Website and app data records
#####
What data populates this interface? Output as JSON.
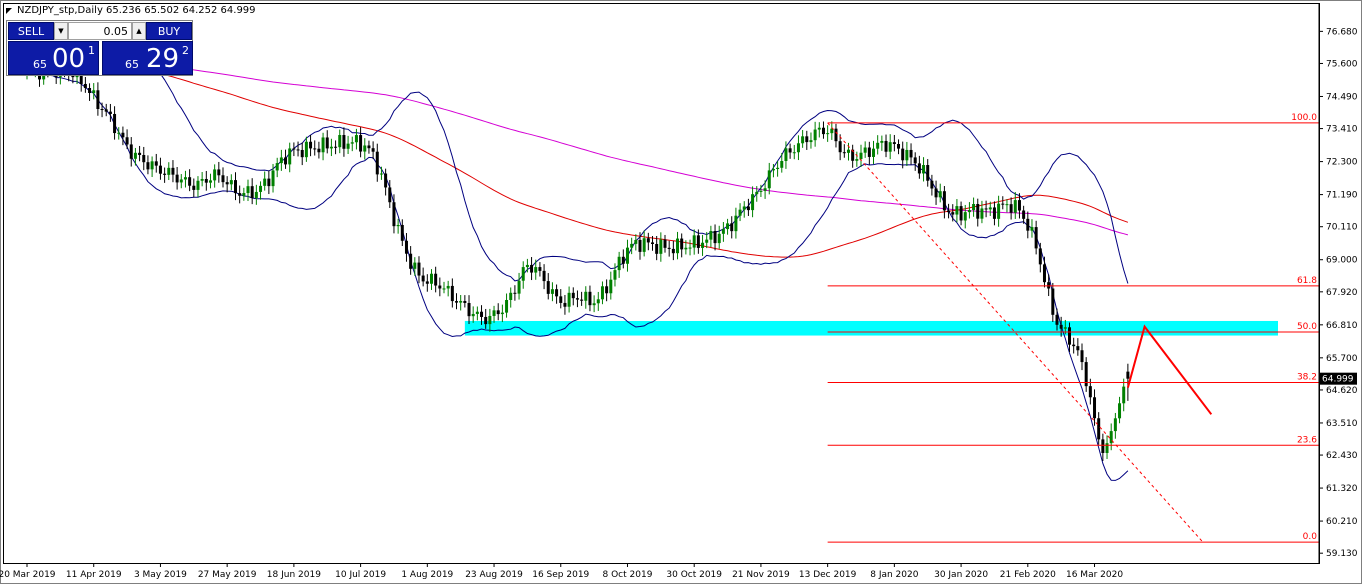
{
  "header": {
    "symbol_info": "NZDJPY_stp,Daily  65.236 65.502 64.252 64.999"
  },
  "trade_panel": {
    "sell_label": "SELL",
    "buy_label": "BUY",
    "lot": "0.05",
    "sell_price": {
      "prefix": "65",
      "big": "00",
      "sup": "1"
    },
    "buy_price": {
      "prefix": "65",
      "big": "29",
      "sup": "2"
    }
  },
  "colors": {
    "fib": "#ff0000",
    "zone": "#00ffff",
    "bollinger": "#000080",
    "ma_red": "#e00000",
    "ma_magenta": "#d400d4",
    "bull": "#008000",
    "bear": "#000000"
  },
  "chart_data": {
    "type": "candlestick",
    "symbol": "NZDJPY_stp",
    "timeframe": "Daily",
    "ohlc_last": {
      "open": 65.236,
      "high": 65.502,
      "low": 64.252,
      "close": 64.999
    },
    "current_price": "64.999",
    "ylim": [
      58.8,
      77.6
    ],
    "y_ticks": [
      "76.680",
      "75.600",
      "74.490",
      "73.410",
      "72.300",
      "71.190",
      "70.110",
      "69.000",
      "67.920",
      "66.810",
      "65.700",
      "64.620",
      "63.510",
      "62.430",
      "61.320",
      "60.210",
      "59.130"
    ],
    "x_ticks": [
      "20 Mar 2019",
      "11 Apr 2019",
      "3 May 2019",
      "27 May 2019",
      "18 Jun 2019",
      "10 Jul 2019",
      "1 Aug 2019",
      "23 Aug 2019",
      "16 Sep 2019",
      "8 Oct 2019",
      "30 Oct 2019",
      "21 Nov 2019",
      "13 Dec 2019",
      "8 Jan 2020",
      "30 Jan 2020",
      "21 Feb 2020",
      "16 Mar 2020"
    ],
    "x_tick_index": [
      0,
      16,
      32,
      48,
      64,
      80,
      96,
      112,
      128,
      144,
      160,
      176,
      192,
      208,
      224,
      240,
      256
    ],
    "bar_count": 265,
    "price_path": [
      [
        0,
        75.3
      ],
      [
        6,
        75.4
      ],
      [
        12,
        75.3
      ],
      [
        16,
        74.4
      ],
      [
        20,
        73.8
      ],
      [
        24,
        72.7
      ],
      [
        28,
        72.3
      ],
      [
        32,
        72.0
      ],
      [
        36,
        71.8
      ],
      [
        40,
        71.4
      ],
      [
        46,
        72.0
      ],
      [
        50,
        71.2
      ],
      [
        56,
        71.3
      ],
      [
        62,
        72.6
      ],
      [
        70,
        72.8
      ],
      [
        80,
        73.0
      ],
      [
        84,
        72.4
      ],
      [
        86,
        71.3
      ],
      [
        90,
        69.5
      ],
      [
        94,
        68.3
      ],
      [
        98,
        68.3
      ],
      [
        104,
        67.5
      ],
      [
        110,
        66.9
      ],
      [
        116,
        67.6
      ],
      [
        120,
        69.1
      ],
      [
        124,
        68.3
      ],
      [
        128,
        67.4
      ],
      [
        132,
        67.9
      ],
      [
        136,
        67.4
      ],
      [
        140,
        68.3
      ],
      [
        144,
        69.5
      ],
      [
        148,
        69.6
      ],
      [
        152,
        69.4
      ],
      [
        156,
        69.4
      ],
      [
        162,
        69.6
      ],
      [
        168,
        70.0
      ],
      [
        172,
        70.8
      ],
      [
        176,
        71.3
      ],
      [
        180,
        72.3
      ],
      [
        186,
        73.0
      ],
      [
        190,
        73.3
      ],
      [
        192,
        73.6
      ],
      [
        196,
        72.4
      ],
      [
        200,
        72.5
      ],
      [
        206,
        73.0
      ],
      [
        210,
        72.6
      ],
      [
        214,
        72.2
      ],
      [
        218,
        71.2
      ],
      [
        222,
        70.4
      ],
      [
        226,
        70.7
      ],
      [
        232,
        70.6
      ],
      [
        236,
        71.0
      ],
      [
        240,
        70.3
      ],
      [
        244,
        68.6
      ],
      [
        246,
        66.8
      ],
      [
        250,
        66.5
      ],
      [
        254,
        65.2
      ],
      [
        256,
        63.8
      ],
      [
        258,
        61.5
      ],
      [
        260,
        63.2
      ],
      [
        262,
        64.6
      ],
      [
        264,
        64.999
      ]
    ],
    "annotations": {
      "fib_levels": [
        {
          "label": "100.0",
          "price": 73.6
        },
        {
          "label": "61.8",
          "price": 68.12
        },
        {
          "label": "50.0",
          "price": 66.57
        },
        {
          "label": "38.2",
          "price": 64.87
        },
        {
          "label": "23.6",
          "price": 62.76
        },
        {
          "label": "0.0",
          "price": 59.5
        }
      ],
      "fib_start": {
        "bar": 192,
        "price": 73.6
      },
      "fib_end": {
        "bar": 282,
        "price": 59.5
      },
      "support_zone": {
        "bar_from": 105,
        "bar_to": 300,
        "price_low": 66.45,
        "price_high": 66.94
      },
      "projection": [
        {
          "bar": 264,
          "price": 64.7
        },
        {
          "bar": 268,
          "price": 66.75
        },
        {
          "bar": 284,
          "price": 63.8
        }
      ]
    },
    "xlabel": "",
    "ylabel": "",
    "grid": false
  }
}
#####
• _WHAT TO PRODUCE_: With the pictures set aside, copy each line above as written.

• _ANSWER BOX_:
What data populates this interface? Output as JSON.
{
  "header": {
    "symbol_info": "NZDJPY_stp,Daily  65.236 65.502 64.252 64.999"
  },
  "trade_panel": {
    "sell_label": "SELL",
    "buy_label": "BUY",
    "lot": "0.05",
    "sell_price": {
      "prefix": "65",
      "big": "00",
      "sup": "1"
    },
    "buy_price": {
      "prefix": "65",
      "big": "29",
      "sup": "2"
    }
  },
  "colors": {
    "fib": "#ff0000",
    "zone": "#00ffff",
    "bollinger": "#000080",
    "ma_red": "#e00000",
    "ma_magenta": "#d400d4",
    "bull": "#008000",
    "bear": "#000000"
  },
  "chart_data": {
    "type": "candlestick",
    "symbol": "NZDJPY_stp",
    "timeframe": "Daily",
    "ohlc_last": {
      "open": 65.236,
      "high": 65.502,
      "low": 64.252,
      "close": 64.999
    },
    "current_price": "64.999",
    "ylim": [
      58.8,
      77.6
    ],
    "y_ticks": [
      "76.680",
      "75.600",
      "74.490",
      "73.410",
      "72.300",
      "71.190",
      "70.110",
      "69.000",
      "67.920",
      "66.810",
      "65.700",
      "64.620",
      "63.510",
      "62.430",
      "61.320",
      "60.210",
      "59.130"
    ],
    "x_ticks": [
      "20 Mar 2019",
      "11 Apr 2019",
      "3 May 2019",
      "27 May 2019",
      "18 Jun 2019",
      "10 Jul 2019",
      "1 Aug 2019",
      "23 Aug 2019",
      "16 Sep 2019",
      "8 Oct 2019",
      "30 Oct 2019",
      "21 Nov 2019",
      "13 Dec 2019",
      "8 Jan 2020",
      "30 Jan 2020",
      "21 Feb 2020",
      "16 Mar 2020"
    ],
    "x_tick_index": [
      0,
      16,
      32,
      48,
      64,
      80,
      96,
      112,
      128,
      144,
      160,
      176,
      192,
      208,
      224,
      240,
      256
    ],
    "bar_count": 265,
    "price_path": [
      [
        0,
        75.3
      ],
      [
        6,
        75.4
      ],
      [
        12,
        75.3
      ],
      [
        16,
        74.4
      ],
      [
        20,
        73.8
      ],
      [
        24,
        72.7
      ],
      [
        28,
        72.3
      ],
      [
        32,
        72.0
      ],
      [
        36,
        71.8
      ],
      [
        40,
        71.4
      ],
      [
        46,
        72.0
      ],
      [
        50,
        71.2
      ],
      [
        56,
        71.3
      ],
      [
        62,
        72.6
      ],
      [
        70,
        72.8
      ],
      [
        80,
        73.0
      ],
      [
        84,
        72.4
      ],
      [
        86,
        71.3
      ],
      [
        90,
        69.5
      ],
      [
        94,
        68.3
      ],
      [
        98,
        68.3
      ],
      [
        104,
        67.5
      ],
      [
        110,
        66.9
      ],
      [
        116,
        67.6
      ],
      [
        120,
        69.1
      ],
      [
        124,
        68.3
      ],
      [
        128,
        67.4
      ],
      [
        132,
        67.9
      ],
      [
        136,
        67.4
      ],
      [
        140,
        68.3
      ],
      [
        144,
        69.5
      ],
      [
        148,
        69.6
      ],
      [
        152,
        69.4
      ],
      [
        156,
        69.4
      ],
      [
        162,
        69.6
      ],
      [
        168,
        70.0
      ],
      [
        172,
        70.8
      ],
      [
        176,
        71.3
      ],
      [
        180,
        72.3
      ],
      [
        186,
        73.0
      ],
      [
        190,
        73.3
      ],
      [
        192,
        73.6
      ],
      [
        196,
        72.4
      ],
      [
        200,
        72.5
      ],
      [
        206,
        73.0
      ],
      [
        210,
        72.6
      ],
      [
        214,
        72.2
      ],
      [
        218,
        71.2
      ],
      [
        222,
        70.4
      ],
      [
        226,
        70.7
      ],
      [
        232,
        70.6
      ],
      [
        236,
        71.0
      ],
      [
        240,
        70.3
      ],
      [
        244,
        68.6
      ],
      [
        246,
        66.8
      ],
      [
        250,
        66.5
      ],
      [
        254,
        65.2
      ],
      [
        256,
        63.8
      ],
      [
        258,
        61.5
      ],
      [
        260,
        63.2
      ],
      [
        262,
        64.6
      ],
      [
        264,
        64.999
      ]
    ],
    "annotations": {
      "fib_levels": [
        {
          "label": "100.0",
          "price": 73.6
        },
        {
          "label": "61.8",
          "price": 68.12
        },
        {
          "label": "50.0",
          "price": 66.57
        },
        {
          "label": "38.2",
          "price": 64.87
        },
        {
          "label": "23.6",
          "price": 62.76
        },
        {
          "label": "0.0",
          "price": 59.5
        }
      ],
      "fib_start": {
        "bar": 192,
        "price": 73.6
      },
      "fib_end": {
        "bar": 282,
        "price": 59.5
      },
      "support_zone": {
        "bar_from": 105,
        "bar_to": 300,
        "price_low": 66.45,
        "price_high": 66.94
      },
      "projection": [
        {
          "bar": 264,
          "price": 64.7
        },
        {
          "bar": 268,
          "price": 66.75
        },
        {
          "bar": 284,
          "price": 63.8
        }
      ]
    },
    "xlabel": "",
    "ylabel": "",
    "grid": false
  }
}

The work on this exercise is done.